James Wallner, a lecturer in the political science department at Clemson University, said DeSantis is better suited to appeal to the type of voters more common in South Carolina. He said New Hampshire voters tend to be more secular and independent, moderate or libertarian.
“These are all character qualities that don’t really point in DeSantis’s direction,” Wallner said. “It doesn’t mean he can’t do well there, but you take those two things together, and it just makes sense to invest your scarce resources in places where you can do well if this is the narrative.”
DeSantis held a town hall in New Hampshire on Friday.
Republican presidential candidate Florida Gov. Ron DeSantis speaks during a campaign event at The Hangout on Saturday, Jan. 20, 2024, in Myrtle Beach, S.C. (AP Photo/Meg Kinnard)
Wallner said DeSantis’s strategy of concentrating on Iowa could have still developed into a multi-state strategy, especially if he had won the state. He noted that Sen. Ted Cruz (R-Texas) won the Iowa caucuses in 2016 and was among the last candidates standing against Trump for the nomination.
DeSantis will have less time to work for South Carolina than he did in Iowa, but Wallner said if he can stay on the ground there, introduce himself to voters and come off as a reasonable person who cares about voters’ issues, he could improve his chances.
DeSantis is in third at just less than 10 percent in The Hill/Decision Desk HQ’s South Carolina polling average, trailing Trump, who’s at just above 50 percent, and Haley, who’s around 25 percent.
“While he may do poorly in New Hampshire, he could overperform in South Carolina, and that then keeps him alive heading into the other primaries that are to come,” Wallner said.
But South Carolina-based Republican strategist Chip Felkel said he would expect that if South Carolinians do not want to vote for Trump, they would support the state’s “favorite daughter,” Haley, in part depending on her viability as a candidate after New Hampshire.
Felkel said DeSantis and Haley are still essentially “playing for second” even as voting has gotten underway, with DeSantis still “parroting” Trump. He said DeSantis needs to “go for the jugular” on Trump and make him unacceptable as a nominee.
“He’s got to get on the airwaves. There’s a host of ammunition. There’s plenty of things to talk about,” he said. “Rule number one on taking on any incumbent, and that’s what Trump’s been treated like, is to make him unacceptable … but he’s been unwilling to do that.”
Felkel said South Carolina has been a “launching pad” for Republicans and Democrats, noting that President Biden’s major victory in the 2020 Democratic primaries helped him go on to win the nomination.
But only once in modern times did the winner of the South Carolina Republican primary not eventually win the nomination with Newt Gingrich in 2012.
Stroman said DeSantis has “some of the best hires” in South Carolina and racked up endorsements from numerous state legislators, but could face the same difficulties that he faced in Iowa.

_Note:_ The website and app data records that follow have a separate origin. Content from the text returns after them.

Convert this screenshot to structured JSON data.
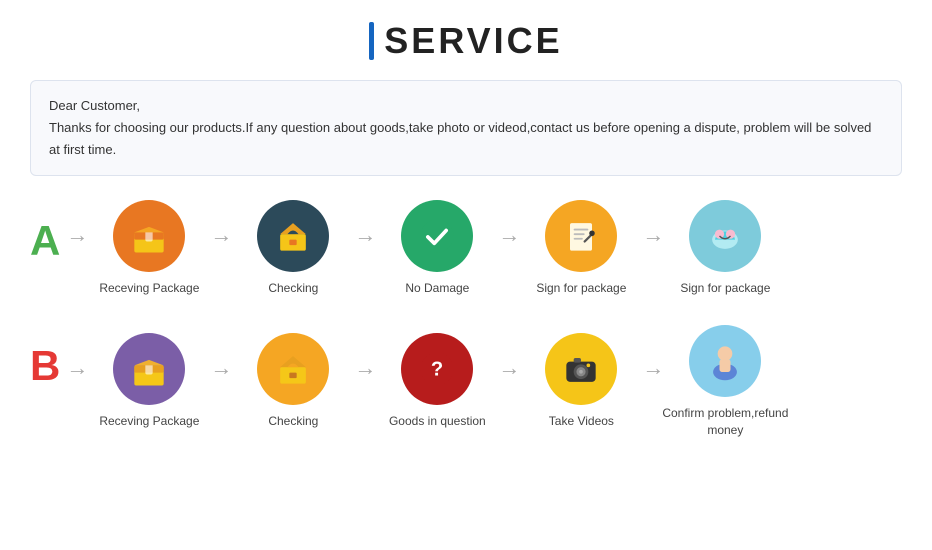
{
  "header": {
    "title": "SERVICE",
    "title_bar": "|"
  },
  "notice": {
    "line1": "Dear Customer,",
    "line2": "Thanks for choosing our products.If any question about goods,take photo or videod,contact us before opening a dispute, problem will be solved at first time."
  },
  "section_a": {
    "letter": "A",
    "steps": [
      {
        "label": "Receving Package",
        "icon": "box-orange",
        "bg": "bg-orange"
      },
      {
        "label": "Checking",
        "icon": "box-open-teal",
        "bg": "bg-dark-teal"
      },
      {
        "label": "No Damage",
        "icon": "checkmark-green",
        "bg": "bg-green"
      },
      {
        "label": "Sign for package",
        "icon": "sign-amber",
        "bg": "bg-amber"
      },
      {
        "label": "Sign for package",
        "icon": "handshake-blue",
        "bg": "bg-light-blue"
      }
    ]
  },
  "section_b": {
    "letter": "B",
    "steps": [
      {
        "label": "Receving Package",
        "icon": "box-purple",
        "bg": "bg-purple"
      },
      {
        "label": "Checking",
        "icon": "box-open-amber",
        "bg": "bg-amber2"
      },
      {
        "label": "Goods in question",
        "icon": "question-red",
        "bg": "bg-red-dark"
      },
      {
        "label": "Take Videos",
        "icon": "camera-yellow",
        "bg": "bg-yellow"
      },
      {
        "label": "Confirm problem,refund money",
        "icon": "person-sky",
        "bg": "bg-sky"
      }
    ]
  },
  "arrow": "→"
}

“Had he won Iowa, I think he probably could have won South Carolina, but instead … South Carolina I don’t think is going to take a risk on Ron DeSantis over their daughter, Nikki Haley, or the former president,” he said.